The picture to the right shows a close-up of a level placed on a stock Honda VFR seat with its cover removed. You can clearly see the forward pitch by looking at the position of the bubble. Along with other characteristics of the stock seat, this forward pitch made this stock seat very uncomfortable for me.
Below are a couple more pictures of a Honda VFR seat. The left seat has been modified to significantly decrease its forward pitch. This modification also provides a bit more leg room, given the slight increase in seat height. This can make longer rides easier on the knees. This exact modification may not work for a much shorter rider who needs to be lower to reach the ground. Also, notice that the original cover has been reused, saving time and money. It may not look as beautiful as an expensive, custom upholstered seat, but: 1) it's not that ugly, 2) nobody sees it when I'm riding, 3) it has allowed me to increase my comfortable riding time from about 30 minutes to about 10 hours, and 4) it costs me less than $50 in materials.
And here are a couple of pictures of a Suzuki GSXR600 seat—that's a sweet bike! The left one has been modified to decrease its forward pitch, and to provide more cushion and better cradling. The stock seat doesn't look like it pushes the rider forward much, but with lower clip-ons and higher foot pegs, I found myself constantly having to push myself back off the tank. In addition, the stock seat's poor cushion and cradling caused my butt to hurt as soon as 30 minutes into a ride. With a stock seat like this, it was hard for me to enjoy the bike, and ride the heck out of it like I wanted to.

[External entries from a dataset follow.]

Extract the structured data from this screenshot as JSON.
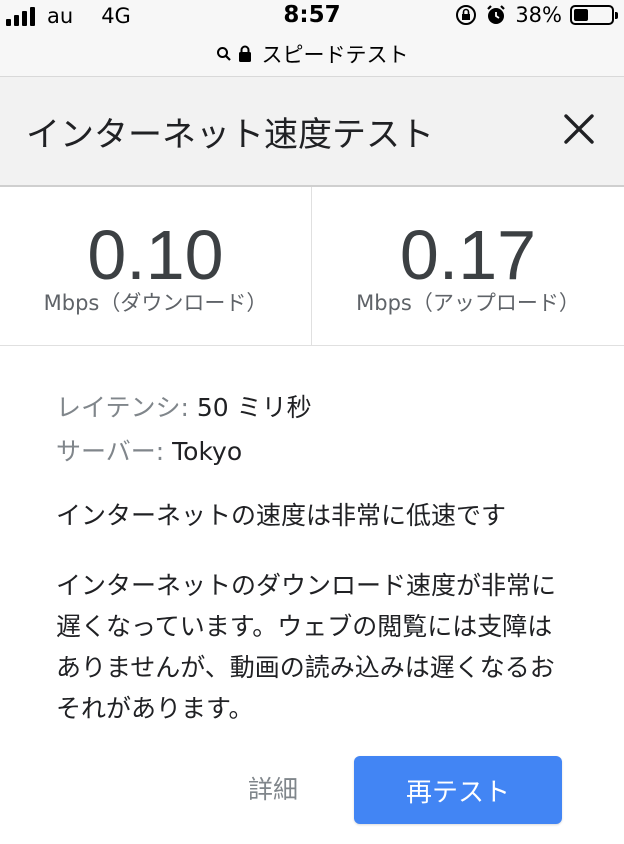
{
  "status_bar": {
    "carrier": "au",
    "network": "4G",
    "time": "8:57",
    "battery_percent": "38%",
    "battery_level": 0.38
  },
  "url_bar": {
    "text": "スピードテスト"
  },
  "dialog": {
    "title": "インターネット速度テスト",
    "close_label": "×"
  },
  "results": {
    "download": {
      "value": "0.10",
      "unit": "Mbps（ダウンロード）"
    },
    "upload": {
      "value": "0.17",
      "unit": "Mbps（アップロード）"
    }
  },
  "details": {
    "latency_label": "レイテンシ:",
    "latency_value": "50 ミリ秒",
    "server_label": "サーバー:",
    "server_value": "Tokyo"
  },
  "summary": "インターネットの速度は非常に低速です",
  "description": "インターネットのダウンロード速度が非常に遅くなっています。ウェブの閲覧には支障はありませんが、動画の読み込みは遅くなるおそれがあります。",
  "buttons": {
    "details": "詳細",
    "retest": "再テスト"
  },
  "colors": {
    "accent": "#4285f4",
    "label_gray": "#80868b"
  }
}
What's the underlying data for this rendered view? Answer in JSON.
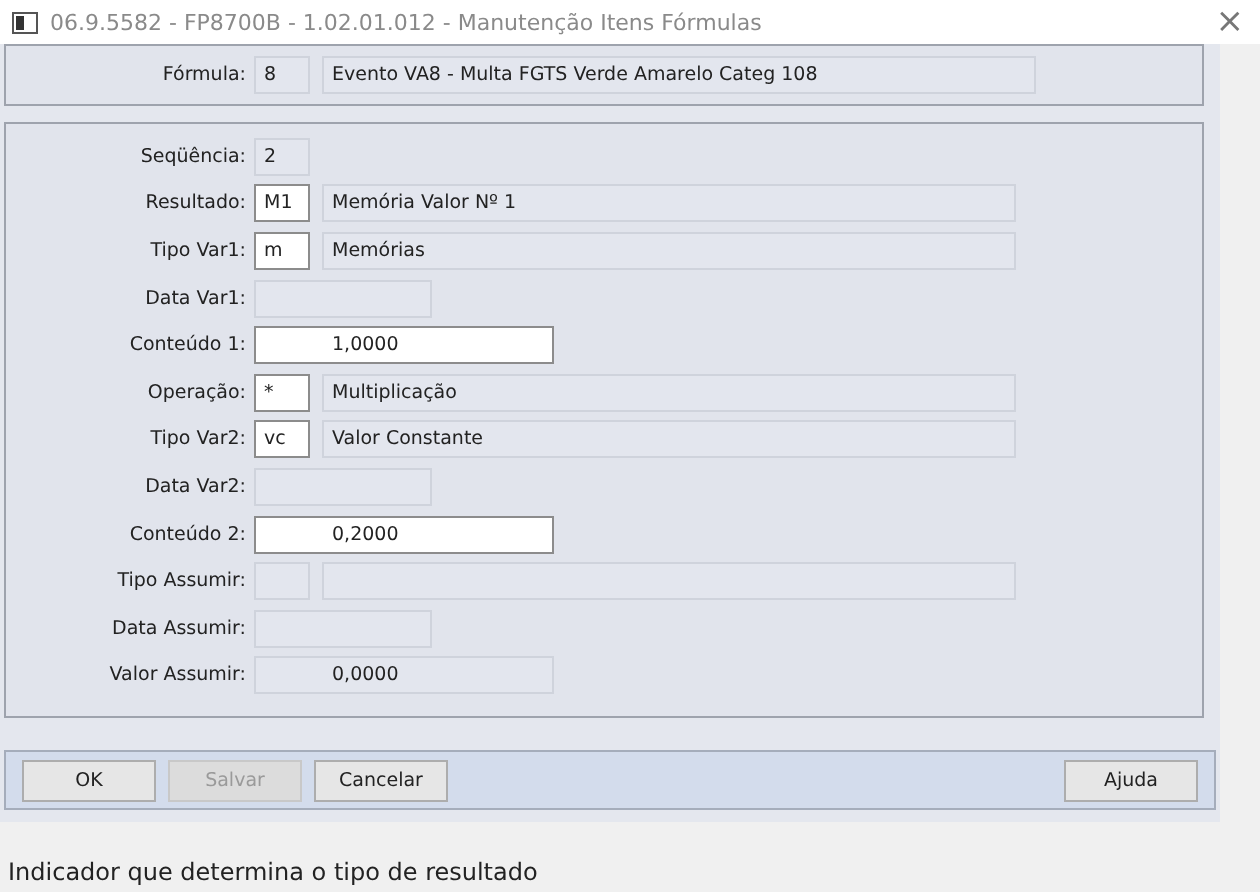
{
  "window": {
    "title": "06.9.5582 - FP8700B - 1.02.01.012 - Manutenção Itens Fórmulas",
    "close": "×"
  },
  "header": {
    "label": "Fórmula:",
    "fields": [
      {
        "kind": "short",
        "value": "8",
        "editable": false
      },
      {
        "kind": "wide",
        "value": "Evento VA8 - Multa FGTS Verde Amarelo Categ 108",
        "editable": false
      }
    ]
  },
  "rows": [
    {
      "label": "Seqüência:",
      "fields": [
        {
          "kind": "code",
          "value": "2",
          "editable": false
        }
      ]
    },
    {
      "label": "Resultado:",
      "fields": [
        {
          "kind": "code",
          "value": "M1",
          "editable": true
        },
        {
          "kind": "desc",
          "value": "Memória Valor Nº 1",
          "editable": false
        }
      ]
    },
    {
      "label": "Tipo Var1:",
      "fields": [
        {
          "kind": "code",
          "value": "m",
          "editable": true
        },
        {
          "kind": "desc",
          "value": "Memórias",
          "editable": false
        }
      ]
    },
    {
      "label": "Data Var1:",
      "fields": [
        {
          "kind": "date",
          "editable": false
        }
      ]
    },
    {
      "label": "Conteúdo 1:",
      "fields": [
        {
          "kind": "number",
          "value": "1,0000",
          "editable": true
        }
      ]
    },
    {
      "label": "Operação:",
      "fields": [
        {
          "kind": "code",
          "value": "*",
          "editable": true
        },
        {
          "kind": "desc",
          "value": "Multiplicação",
          "editable": false
        }
      ]
    },
    {
      "label": "Tipo Var2:",
      "fields": [
        {
          "kind": "code",
          "value": "vc",
          "editable": true
        },
        {
          "kind": "desc",
          "value": "Valor Constante",
          "editable": false
        }
      ]
    },
    {
      "label": "Data Var2:",
      "fields": [
        {
          "kind": "date",
          "editable": false
        }
      ]
    },
    {
      "label": "Conteúdo 2:",
      "fields": [
        {
          "kind": "number",
          "value": "0,2000",
          "editable": true
        }
      ]
    },
    {
      "label": "Tipo Assumir:",
      "fields": [
        {
          "kind": "code",
          "editable": false
        },
        {
          "kind": "desc",
          "editable": false
        }
      ]
    },
    {
      "label": "Data Assumir:",
      "fields": [
        {
          "kind": "date",
          "editable": false
        }
      ]
    },
    {
      "label": "Valor Assumir:",
      "fields": [
        {
          "kind": "number",
          "value": "0,0000",
          "editable": false
        }
      ]
    }
  ],
  "buttons": [
    {
      "label": "OK",
      "disabled": false
    },
    {
      "label": "Salvar",
      "disabled": true
    },
    {
      "label": "Cancelar",
      "disabled": false
    }
  ],
  "help_button": {
    "label": "Ajuda"
  },
  "status_bar": "Indicador que determina o tipo de resultado"
}
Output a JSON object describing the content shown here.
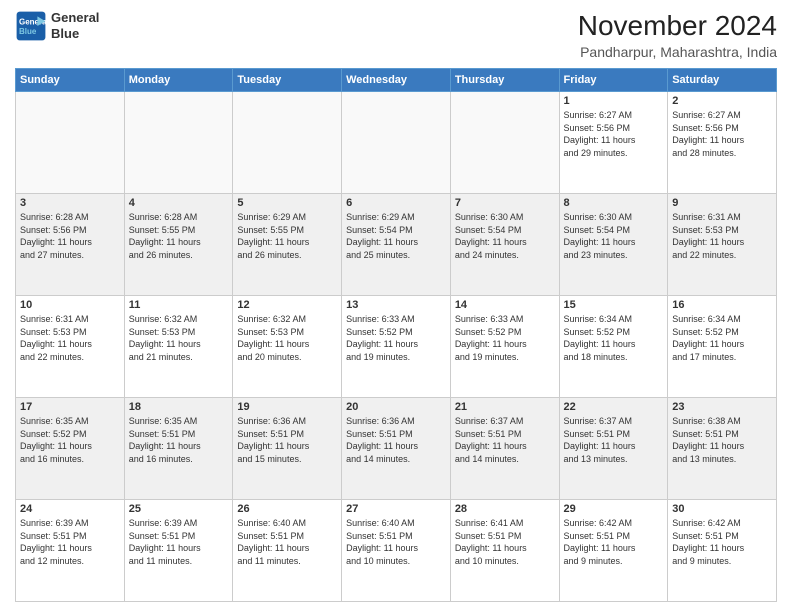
{
  "header": {
    "logo_line1": "General",
    "logo_line2": "Blue",
    "main_title": "November 2024",
    "subtitle": "Pandharpur, Maharashtra, India"
  },
  "calendar": {
    "days_of_week": [
      "Sunday",
      "Monday",
      "Tuesday",
      "Wednesday",
      "Thursday",
      "Friday",
      "Saturday"
    ],
    "weeks": [
      [
        {
          "day": "",
          "info": ""
        },
        {
          "day": "",
          "info": ""
        },
        {
          "day": "",
          "info": ""
        },
        {
          "day": "",
          "info": ""
        },
        {
          "day": "",
          "info": ""
        },
        {
          "day": "1",
          "info": "Sunrise: 6:27 AM\nSunset: 5:56 PM\nDaylight: 11 hours\nand 29 minutes."
        },
        {
          "day": "2",
          "info": "Sunrise: 6:27 AM\nSunset: 5:56 PM\nDaylight: 11 hours\nand 28 minutes."
        }
      ],
      [
        {
          "day": "3",
          "info": "Sunrise: 6:28 AM\nSunset: 5:56 PM\nDaylight: 11 hours\nand 27 minutes."
        },
        {
          "day": "4",
          "info": "Sunrise: 6:28 AM\nSunset: 5:55 PM\nDaylight: 11 hours\nand 26 minutes."
        },
        {
          "day": "5",
          "info": "Sunrise: 6:29 AM\nSunset: 5:55 PM\nDaylight: 11 hours\nand 26 minutes."
        },
        {
          "day": "6",
          "info": "Sunrise: 6:29 AM\nSunset: 5:54 PM\nDaylight: 11 hours\nand 25 minutes."
        },
        {
          "day": "7",
          "info": "Sunrise: 6:30 AM\nSunset: 5:54 PM\nDaylight: 11 hours\nand 24 minutes."
        },
        {
          "day": "8",
          "info": "Sunrise: 6:30 AM\nSunset: 5:54 PM\nDaylight: 11 hours\nand 23 minutes."
        },
        {
          "day": "9",
          "info": "Sunrise: 6:31 AM\nSunset: 5:53 PM\nDaylight: 11 hours\nand 22 minutes."
        }
      ],
      [
        {
          "day": "10",
          "info": "Sunrise: 6:31 AM\nSunset: 5:53 PM\nDaylight: 11 hours\nand 22 minutes."
        },
        {
          "day": "11",
          "info": "Sunrise: 6:32 AM\nSunset: 5:53 PM\nDaylight: 11 hours\nand 21 minutes."
        },
        {
          "day": "12",
          "info": "Sunrise: 6:32 AM\nSunset: 5:53 PM\nDaylight: 11 hours\nand 20 minutes."
        },
        {
          "day": "13",
          "info": "Sunrise: 6:33 AM\nSunset: 5:52 PM\nDaylight: 11 hours\nand 19 minutes."
        },
        {
          "day": "14",
          "info": "Sunrise: 6:33 AM\nSunset: 5:52 PM\nDaylight: 11 hours\nand 19 minutes."
        },
        {
          "day": "15",
          "info": "Sunrise: 6:34 AM\nSunset: 5:52 PM\nDaylight: 11 hours\nand 18 minutes."
        },
        {
          "day": "16",
          "info": "Sunrise: 6:34 AM\nSunset: 5:52 PM\nDaylight: 11 hours\nand 17 minutes."
        }
      ],
      [
        {
          "day": "17",
          "info": "Sunrise: 6:35 AM\nSunset: 5:52 PM\nDaylight: 11 hours\nand 16 minutes."
        },
        {
          "day": "18",
          "info": "Sunrise: 6:35 AM\nSunset: 5:51 PM\nDaylight: 11 hours\nand 16 minutes."
        },
        {
          "day": "19",
          "info": "Sunrise: 6:36 AM\nSunset: 5:51 PM\nDaylight: 11 hours\nand 15 minutes."
        },
        {
          "day": "20",
          "info": "Sunrise: 6:36 AM\nSunset: 5:51 PM\nDaylight: 11 hours\nand 14 minutes."
        },
        {
          "day": "21",
          "info": "Sunrise: 6:37 AM\nSunset: 5:51 PM\nDaylight: 11 hours\nand 14 minutes."
        },
        {
          "day": "22",
          "info": "Sunrise: 6:37 AM\nSunset: 5:51 PM\nDaylight: 11 hours\nand 13 minutes."
        },
        {
          "day": "23",
          "info": "Sunrise: 6:38 AM\nSunset: 5:51 PM\nDaylight: 11 hours\nand 13 minutes."
        }
      ],
      [
        {
          "day": "24",
          "info": "Sunrise: 6:39 AM\nSunset: 5:51 PM\nDaylight: 11 hours\nand 12 minutes."
        },
        {
          "day": "25",
          "info": "Sunrise: 6:39 AM\nSunset: 5:51 PM\nDaylight: 11 hours\nand 11 minutes."
        },
        {
          "day": "26",
          "info": "Sunrise: 6:40 AM\nSunset: 5:51 PM\nDaylight: 11 hours\nand 11 minutes."
        },
        {
          "day": "27",
          "info": "Sunrise: 6:40 AM\nSunset: 5:51 PM\nDaylight: 11 hours\nand 10 minutes."
        },
        {
          "day": "28",
          "info": "Sunrise: 6:41 AM\nSunset: 5:51 PM\nDaylight: 11 hours\nand 10 minutes."
        },
        {
          "day": "29",
          "info": "Sunrise: 6:42 AM\nSunset: 5:51 PM\nDaylight: 11 hours\nand 9 minutes."
        },
        {
          "day": "30",
          "info": "Sunrise: 6:42 AM\nSunset: 5:51 PM\nDaylight: 11 hours\nand 9 minutes."
        }
      ]
    ]
  }
}
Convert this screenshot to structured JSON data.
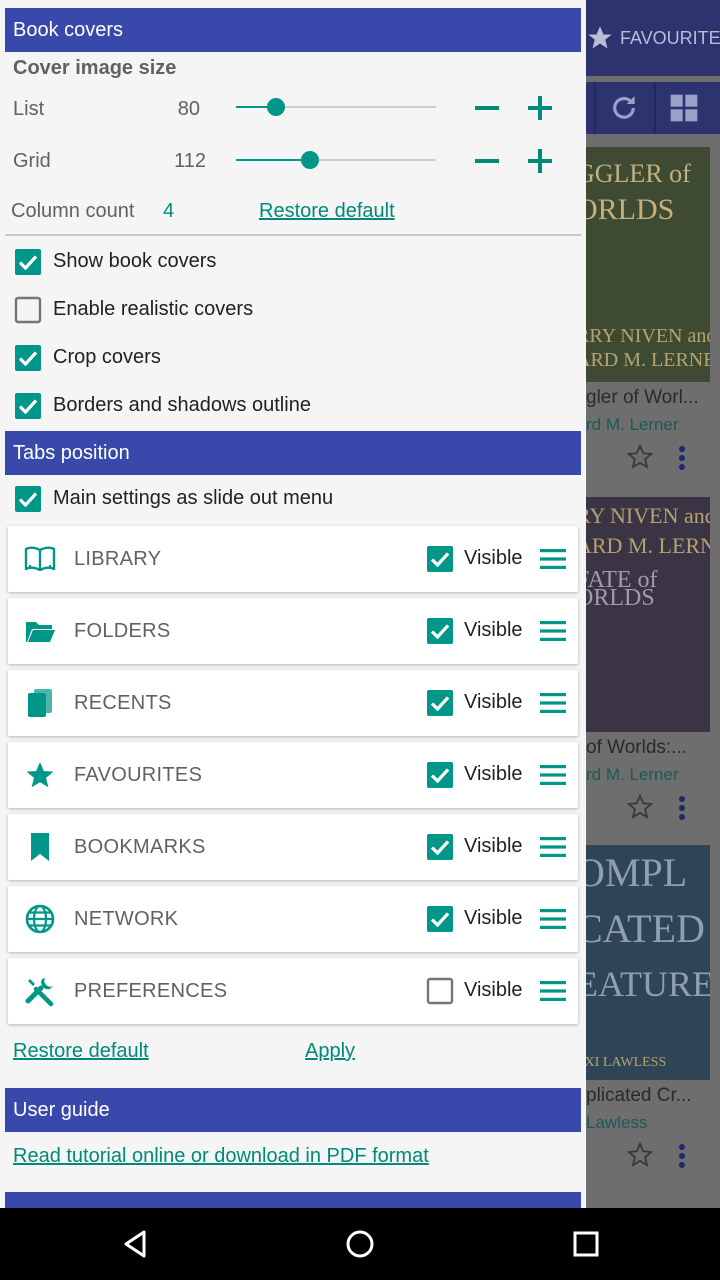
{
  "background": {
    "tab_label": "FAVOURITES",
    "books": [
      {
        "cover_text_1": "GGLER of",
        "cover_text_2": "ORLDS",
        "cover_text_3": "RRY NIVEN and",
        "cover_text_4": "ARD M. LERNER",
        "title": "gler of Worl...",
        "author": "rd M. Lerner"
      },
      {
        "cover_text_1": "RY NIVEN and",
        "cover_text_2": "ARD M. LERNER",
        "cover_text_3": "FATE of",
        "cover_text_4": "ORLDS",
        "title": "of Worlds:...",
        "author": "rd M. Lerner"
      },
      {
        "cover_text_1": "OMPL",
        "cover_text_2": "CATED",
        "cover_text_3": "EATURES",
        "cover_text_4": "EXI LAWLESS",
        "title": "plicated Cr...",
        "author": "Lawless"
      }
    ]
  },
  "book_covers": {
    "header": "Book covers",
    "size_label": "Cover image size",
    "list_label": "List",
    "list_value": "80",
    "list_level": 0.2,
    "grid_label": "Grid",
    "grid_value": "112",
    "grid_level": 0.37,
    "column_count_label": "Column count",
    "column_count_value": "4",
    "restore_default": "Restore default",
    "options": [
      {
        "label": "Show book covers",
        "checked": true
      },
      {
        "label": "Enable realistic covers",
        "checked": false
      },
      {
        "label": "Crop covers",
        "checked": true
      },
      {
        "label": "Borders and shadows outline",
        "checked": true
      }
    ]
  },
  "tabs_position": {
    "header": "Tabs position",
    "slide_out_label": "Main settings as slide out menu",
    "slide_out_checked": true,
    "visible_label": "Visible",
    "tabs": [
      {
        "name": "LIBRARY",
        "icon": "book-open-icon",
        "visible": true
      },
      {
        "name": "FOLDERS",
        "icon": "folder-open-icon",
        "visible": true
      },
      {
        "name": "RECENTS",
        "icon": "recent-books-icon",
        "visible": true
      },
      {
        "name": "FAVOURITES",
        "icon": "star-icon",
        "visible": true
      },
      {
        "name": "BOOKMARKS",
        "icon": "bookmark-icon",
        "visible": true
      },
      {
        "name": "NETWORK",
        "icon": "globe-icon",
        "visible": true
      },
      {
        "name": "PREFERENCES",
        "icon": "tools-icon",
        "visible": false
      }
    ],
    "restore_default": "Restore default",
    "apply": "Apply"
  },
  "user_guide": {
    "header": "User guide",
    "link": "Read tutorial online or download in PDF format"
  },
  "colors": {
    "accent": "#009688",
    "header_bg": "#3949ab"
  }
}
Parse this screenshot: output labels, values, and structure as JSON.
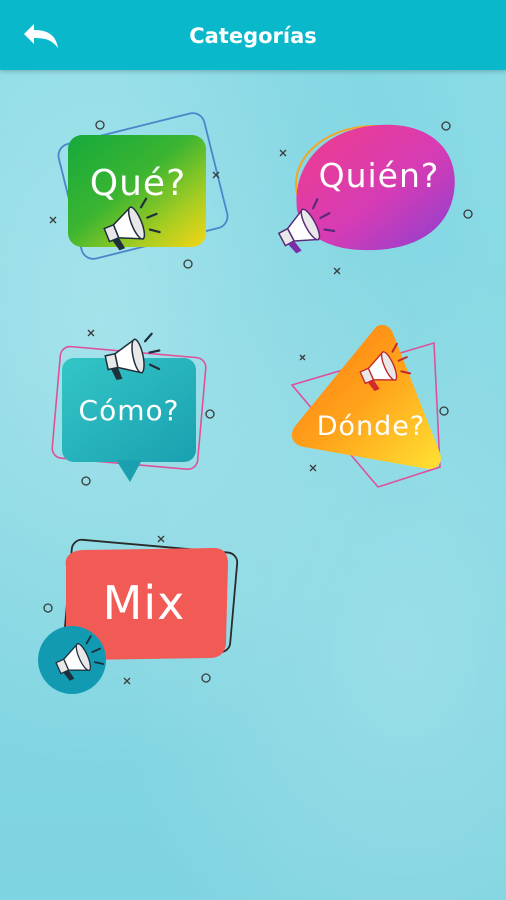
{
  "header": {
    "title": "Categorías",
    "back_icon": "back-arrow-icon"
  },
  "colors": {
    "app_bar": "#0ab8cc",
    "background": "#88dbe6",
    "que": "#3cb531",
    "quien": "#d63cb5",
    "como": "#22b2b8",
    "donde": "#ff9a1a",
    "mix": "#f25a55"
  },
  "categories": [
    {
      "label": "Qué?",
      "icon": "megaphone-icon"
    },
    {
      "label": "Quién?",
      "icon": "megaphone-icon"
    },
    {
      "label": "Cómo?",
      "icon": "megaphone-icon"
    },
    {
      "label": "Dónde?",
      "icon": "megaphone-icon"
    },
    {
      "label": "Mix",
      "icon": "megaphone-icon"
    }
  ]
}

One part of the seat that helps decrease the obnoxious forward slide of so many stock seats is a well-shaped "nose." The pictures below show a Suzuki Haybusa stock seat (left) and a Corbin Hayabusa replacement seat with a more pronounced nose. The nose not only prevents the rider from sliding forward as much, but also helps distribute weight across the seat, thereby removing some pressure from the sitting bones.
Cradling is the property of a seat that determines how uniformly a seat distributes body weight across the seating area. By distributing body weight across more seat area, pain is reduced in places where the buttocks bears a lot of weight. This especially occurs right on the sitting bones. Cradling is is a key aspect of making your seat more comfortable, especially for longer rides. The pictures below illustrate how cradling helps distribute weight to make a seat more comfortable.
The pictures of the stock and Corbin Hayabusa seats above clearly show the difference in cradle between a stock seat and more comfortable, modified seat. The pictures below show an example of the stock and modified Suzuki GSXR600 seat. The modified seat is far more comfortable, and also allows the rider to move around easily on the seat when riding the twisties.
Some seat makers, such as Russell and Bill Mayer, build custom saddles particularly for cruisers and sport-touring bikes. They cater to riders who want a comfortable seat for serious, long-haul riding. The shape of their seats may not work for most sportbike riders who need to move around a lot on the seat (side-to-side and front-to-back). However, the shape of their seats illustrates how these seat makers, based on years of experience, research, and rider feedback, incorporate comfortable pitch and cradling.
Talk about cradle!